PROBLEM TO WORK ON
Throughout the listing below, copy each line containing "image".

EXTRACTED ENTRIES
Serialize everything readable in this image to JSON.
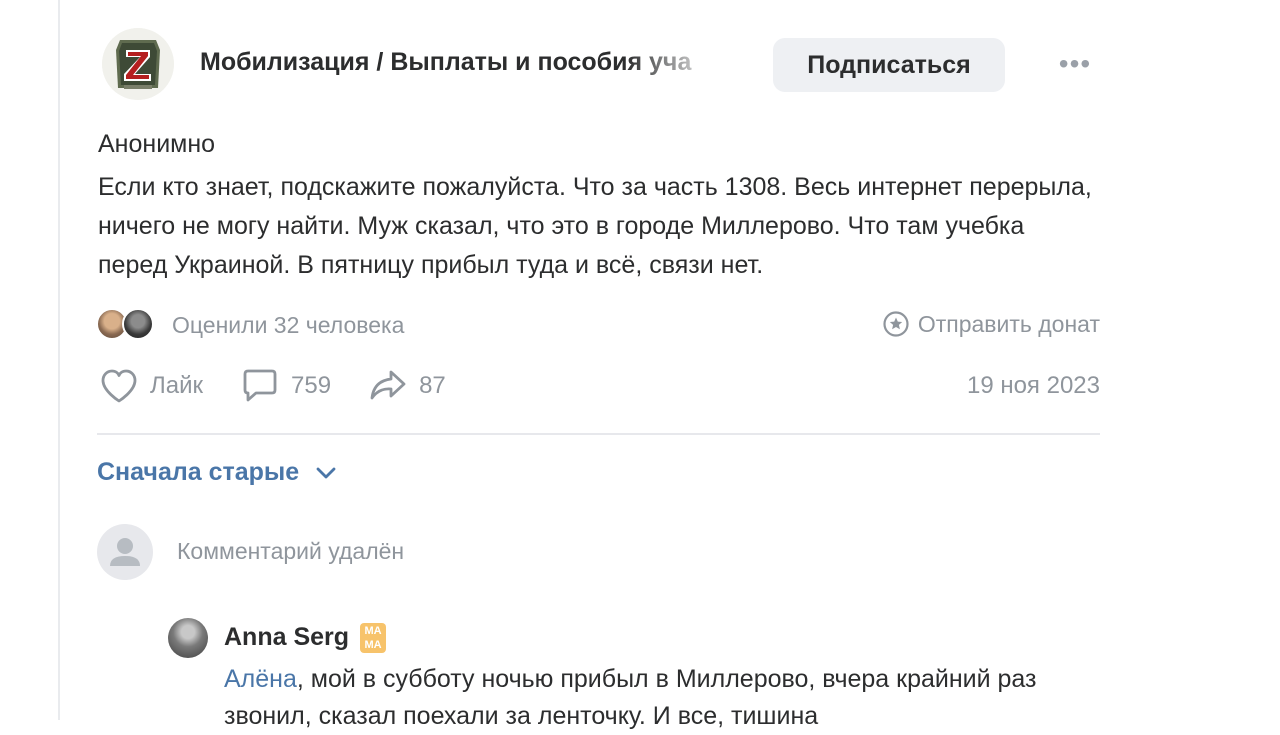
{
  "post": {
    "group_name": "Мобилизация / Выплаты и пособия уча",
    "group_avatar_icon": "z-emblem-icon",
    "subscribe_label": "Подписаться",
    "more_icon": "more-horizontal-icon",
    "author": "Анонимно",
    "text": "Если кто знает, подскажите пожалуйста. Что за часть 1308. Весь интернет перерыла, ничего не могу найти. Муж сказал, что это в городе Миллерово. Что там учебка перед Украиной. В пятницу прибыл туда и всё, связи нет.",
    "likes_summary": "Оценили 32 человека",
    "donate_label": "Отправить донат",
    "like_label": "Лайк",
    "comments_count": "759",
    "shares_count": "87",
    "date": "19 ноя 2023",
    "accent_color": "#4a76a8"
  },
  "comments": {
    "sort_label": "Сначала старые",
    "deleted_text": "Комментарий удалён",
    "reply": {
      "author": "Anna Serg",
      "badge": "MA MA",
      "mention": "Алёна",
      "text": ", мой в субботу ночью прибыл в Миллерово, вчера крайний раз звонил, сказал поехали за ленточку. И все, тишина"
    }
  }
}
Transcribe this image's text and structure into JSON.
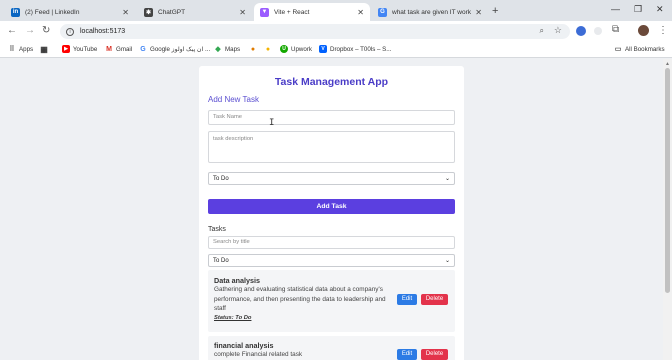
{
  "browser": {
    "tabs": [
      {
        "title": "(2) Feed | LinkedIn",
        "icon": "linkedin-icon",
        "color": "#0a66c2",
        "glyph": "in"
      },
      {
        "title": "ChatGPT",
        "icon": "chatgpt-icon",
        "color": "#444444",
        "glyph": "✱"
      },
      {
        "title": "Vite + React",
        "icon": "vite-icon",
        "color": "#9b5cff",
        "glyph": "▼"
      },
      {
        "title": "what task are given IT work ev...",
        "icon": "google-icon",
        "color": "#4285f4",
        "glyph": "G"
      }
    ],
    "url": "localhost:5173",
    "bookmarks": [
      {
        "label": "Apps",
        "icon": "apps-grid-icon",
        "color": "#555555",
        "glyph": "⋮"
      },
      {
        "label": "",
        "icon": "grid-icon",
        "color": "#333333",
        "glyph": "▦"
      },
      {
        "label": "YouTube",
        "icon": "youtube-icon",
        "color": "#ff0000",
        "glyph": "▶"
      },
      {
        "label": "Gmail",
        "icon": "gmail-icon",
        "color": "#d93025",
        "glyph": "M"
      },
      {
        "label": "Google ان پیک اولوز ...",
        "icon": "google-icon",
        "color": "#4285f4",
        "glyph": "G"
      },
      {
        "label": "Maps",
        "icon": "maps-pin-icon",
        "color": "#34a853",
        "glyph": "◆"
      },
      {
        "label": "",
        "icon": "bookmark-icon-1",
        "color": "#e07b00",
        "glyph": "●"
      },
      {
        "label": "",
        "icon": "bookmark-icon-2",
        "color": "#f5b400",
        "glyph": "●"
      },
      {
        "label": "Upwork",
        "icon": "upwork-icon",
        "color": "#14a800",
        "glyph": "U"
      },
      {
        "label": "Dropbox – T00ls – S...",
        "icon": "dropbox-icon",
        "color": "#0061fe",
        "glyph": "V"
      }
    ],
    "all_bookmarks": "All Bookmarks"
  },
  "app": {
    "title": "Task Management App",
    "add_heading": "Add New Task",
    "task_name_placeholder": "Task Name",
    "task_desc_placeholder": "task description",
    "status_select": "To Do",
    "add_button": "Add Task",
    "tasks_label": "Tasks",
    "search_placeholder": "Search by title",
    "filter_select": "To Do",
    "tasks": [
      {
        "title": "Data analysis",
        "description": "Gathering and evaluating statistical data about a company's performance, and then presenting the data to leadership and staff",
        "status": "Status: To Do",
        "edit": "Edit",
        "delete": "Delete"
      },
      {
        "title": "financial analysis",
        "description": "complete Financial related task",
        "edit": "Edit",
        "delete": "Delete"
      }
    ]
  }
}
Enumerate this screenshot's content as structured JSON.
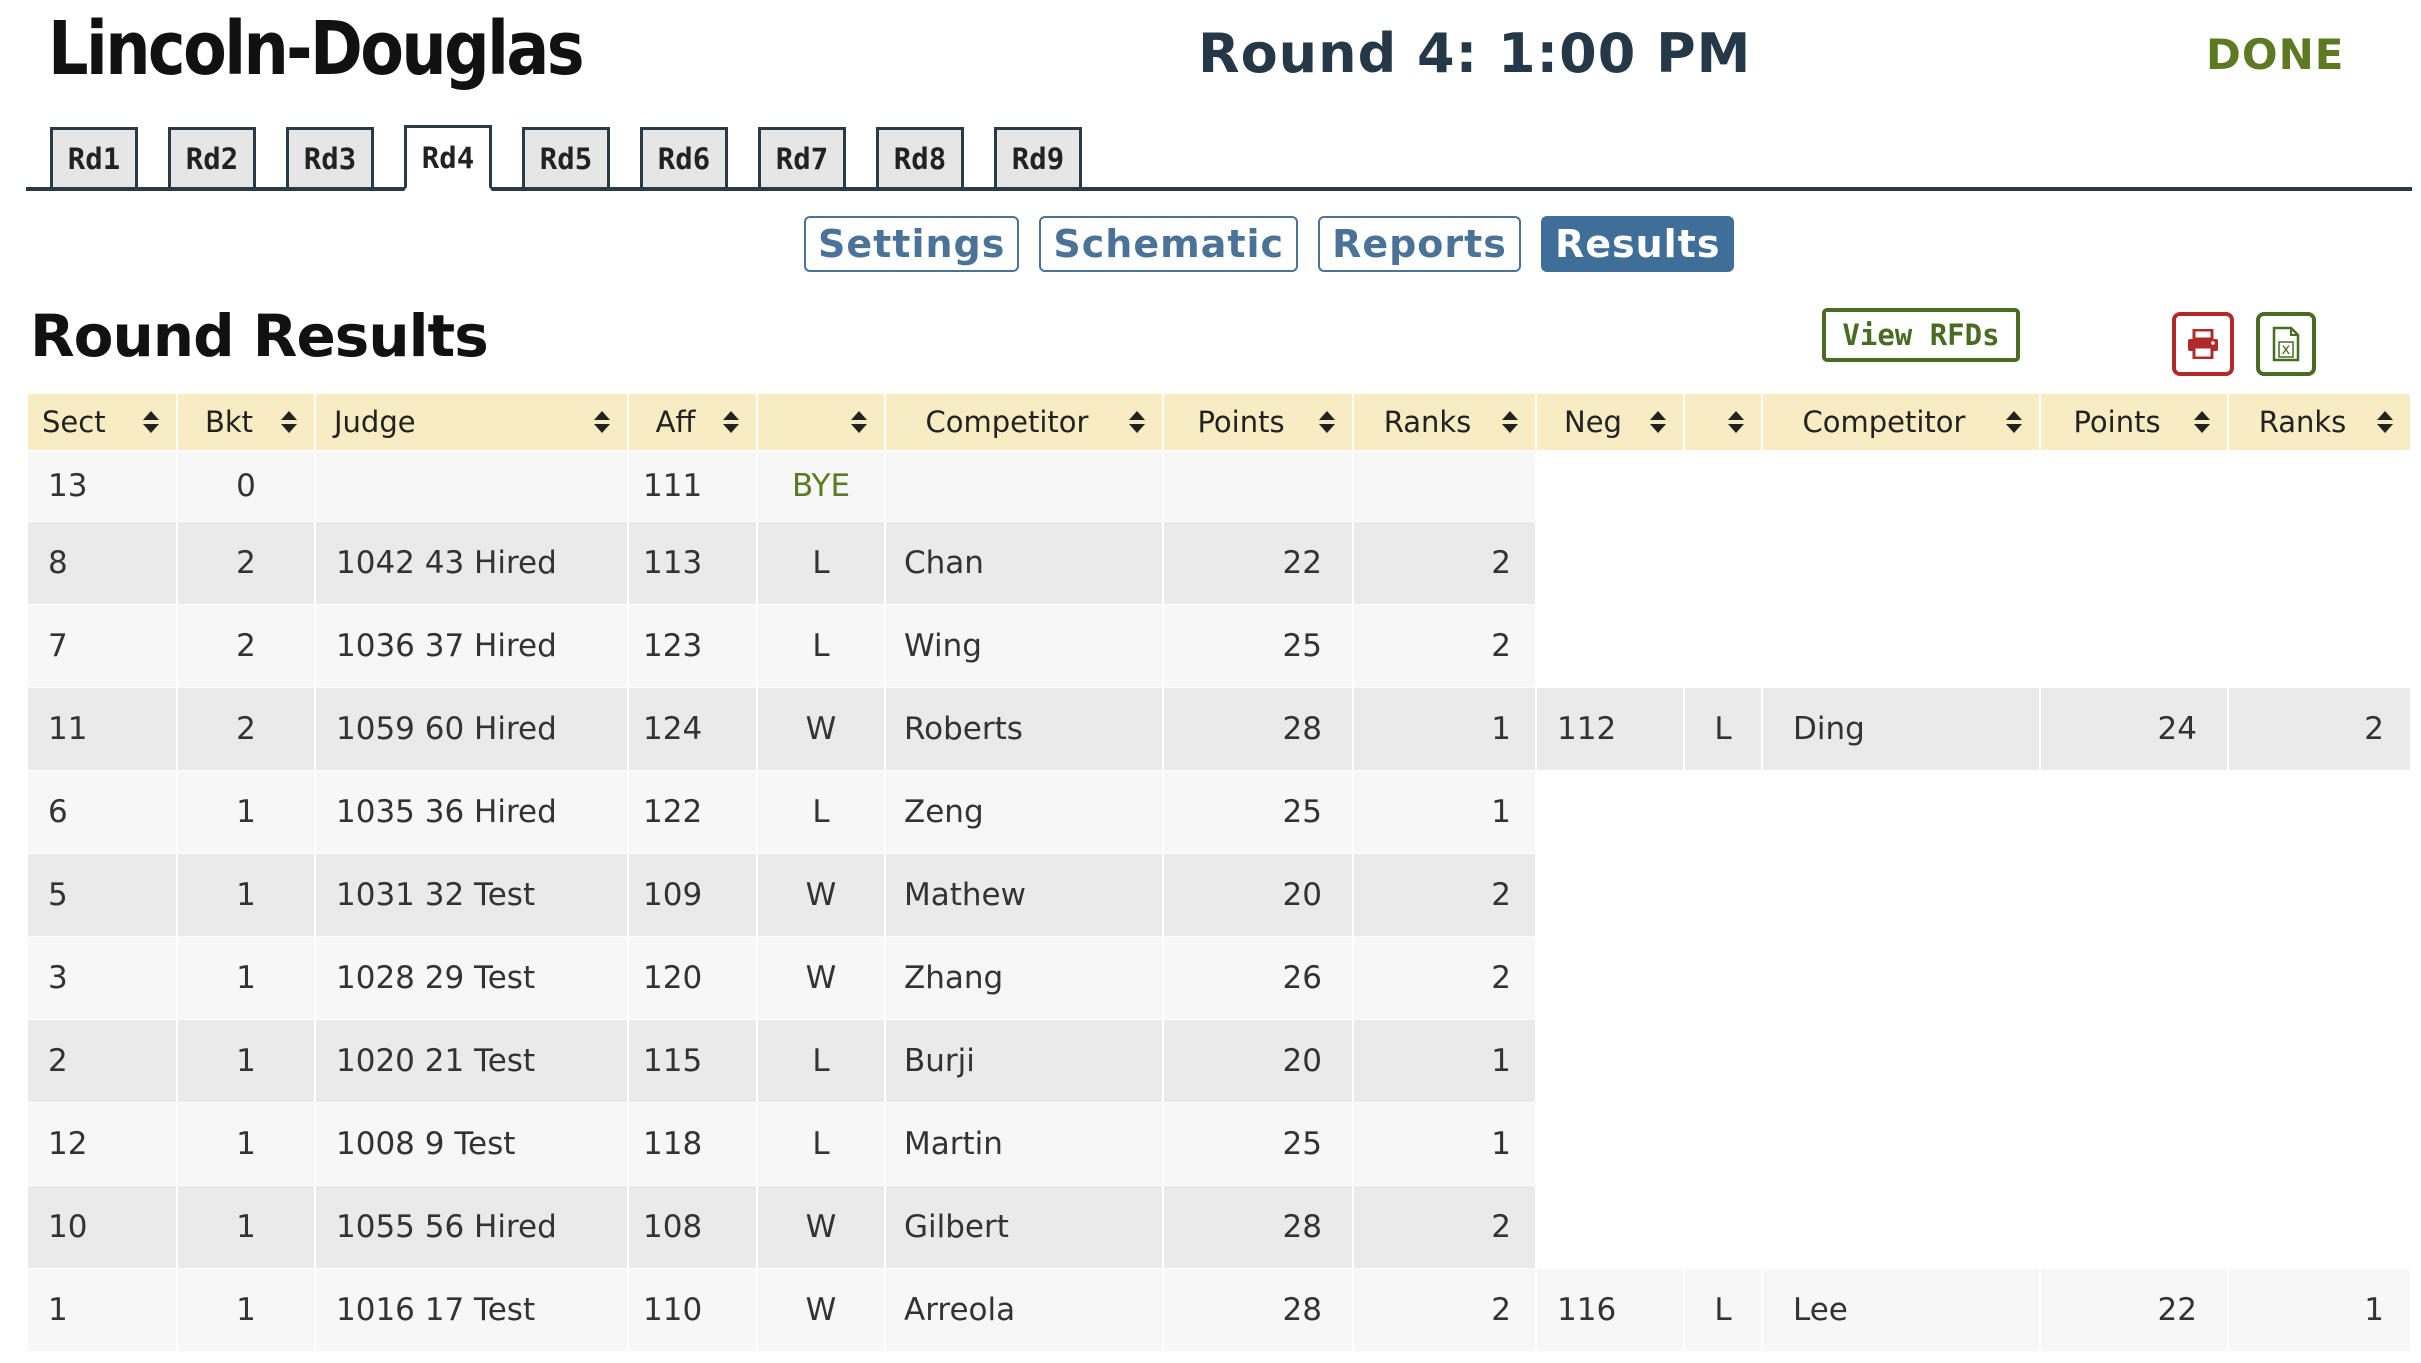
{
  "header": {
    "title": "Lincoln-Douglas",
    "round_time": "Round 4: 1:00 PM",
    "done_label": "DONE"
  },
  "round_tabs": [
    {
      "label": "Rd1",
      "active": false
    },
    {
      "label": "Rd2",
      "active": false
    },
    {
      "label": "Rd3",
      "active": false
    },
    {
      "label": "Rd4",
      "active": true
    },
    {
      "label": "Rd5",
      "active": false
    },
    {
      "label": "Rd6",
      "active": false
    },
    {
      "label": "Rd7",
      "active": false
    },
    {
      "label": "Rd8",
      "active": false
    },
    {
      "label": "Rd9",
      "active": false
    }
  ],
  "subnav": {
    "settings": "Settings",
    "schematic": "Schematic",
    "reports": "Reports",
    "results": "Results",
    "active": "Results"
  },
  "section": {
    "title": "Round Results",
    "view_rfds_label": "View RFDs",
    "print_icon": "printer-icon",
    "excel_icon": "excel-file-icon"
  },
  "table": {
    "headers": [
      "Sect",
      "Bkt",
      "Judge",
      "Aff",
      "",
      "Competitor",
      "Points",
      "Ranks",
      "Neg",
      "",
      "Competitor",
      "Points",
      "Ranks"
    ],
    "rows": [
      {
        "sect": "13",
        "bkt": "0",
        "judge": "",
        "aff": "111",
        "aff_result": "BYE",
        "aff_competitor": "",
        "aff_points": "",
        "aff_ranks": "",
        "neg": null,
        "neg_result": "",
        "neg_competitor": "",
        "neg_points": "",
        "neg_ranks": ""
      },
      {
        "sect": "8",
        "bkt": "2",
        "judge": "1042 43 Hired",
        "aff": "113",
        "aff_result": "L",
        "aff_competitor": "Chan",
        "aff_points": "22",
        "aff_ranks": "2",
        "neg": null,
        "neg_result": "",
        "neg_competitor": "",
        "neg_points": "",
        "neg_ranks": ""
      },
      {
        "sect": "7",
        "bkt": "2",
        "judge": "1036 37 Hired",
        "aff": "123",
        "aff_result": "L",
        "aff_competitor": "Wing",
        "aff_points": "25",
        "aff_ranks": "2",
        "neg": null,
        "neg_result": "",
        "neg_competitor": "",
        "neg_points": "",
        "neg_ranks": ""
      },
      {
        "sect": "11",
        "bkt": "2",
        "judge": "1059 60 Hired",
        "aff": "124",
        "aff_result": "W",
        "aff_competitor": "Roberts",
        "aff_points": "28",
        "aff_ranks": "1",
        "neg": "112",
        "neg_result": "L",
        "neg_competitor": "Ding",
        "neg_points": "24",
        "neg_ranks": "2"
      },
      {
        "sect": "6",
        "bkt": "1",
        "judge": "1035 36 Hired",
        "aff": "122",
        "aff_result": "L",
        "aff_competitor": "Zeng",
        "aff_points": "25",
        "aff_ranks": "1",
        "neg": null,
        "neg_result": "",
        "neg_competitor": "",
        "neg_points": "",
        "neg_ranks": ""
      },
      {
        "sect": "5",
        "bkt": "1",
        "judge": "1031 32 Test",
        "aff": "109",
        "aff_result": "W",
        "aff_competitor": "Mathew",
        "aff_points": "20",
        "aff_ranks": "2",
        "neg": null,
        "neg_result": "",
        "neg_competitor": "",
        "neg_points": "",
        "neg_ranks": ""
      },
      {
        "sect": "3",
        "bkt": "1",
        "judge": "1028 29 Test",
        "aff": "120",
        "aff_result": "W",
        "aff_competitor": "Zhang",
        "aff_points": "26",
        "aff_ranks": "2",
        "neg": null,
        "neg_result": "",
        "neg_competitor": "",
        "neg_points": "",
        "neg_ranks": ""
      },
      {
        "sect": "2",
        "bkt": "1",
        "judge": "1020 21 Test",
        "aff": "115",
        "aff_result": "L",
        "aff_competitor": "Burji",
        "aff_points": "20",
        "aff_ranks": "1",
        "neg": null,
        "neg_result": "",
        "neg_competitor": "",
        "neg_points": "",
        "neg_ranks": ""
      },
      {
        "sect": "12",
        "bkt": "1",
        "judge": "1008 9 Test",
        "aff": "118",
        "aff_result": "L",
        "aff_competitor": "Martin",
        "aff_points": "25",
        "aff_ranks": "1",
        "neg": null,
        "neg_result": "",
        "neg_competitor": "",
        "neg_points": "",
        "neg_ranks": ""
      },
      {
        "sect": "10",
        "bkt": "1",
        "judge": "1055 56 Hired",
        "aff": "108",
        "aff_result": "W",
        "aff_competitor": "Gilbert",
        "aff_points": "28",
        "aff_ranks": "2",
        "neg": null,
        "neg_result": "",
        "neg_competitor": "",
        "neg_points": "",
        "neg_ranks": ""
      },
      {
        "sect": "1",
        "bkt": "1",
        "judge": "1016 17 Test",
        "aff": "110",
        "aff_result": "W",
        "aff_competitor": "Arreola",
        "aff_points": "28",
        "aff_ranks": "2",
        "neg": "116",
        "neg_result": "L",
        "neg_competitor": "Lee",
        "neg_points": "22",
        "neg_ranks": "1"
      }
    ]
  },
  "colors": {
    "header_bg": "#f8ecc2",
    "nav_blue": "#4b7397",
    "done_green": "#5d7a23",
    "print_red": "#b02a2a"
  }
}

OUTPUT OF THE TASK
Serialize everything readable in this image to JSON.
Transcribe this image's text and structure into JSON.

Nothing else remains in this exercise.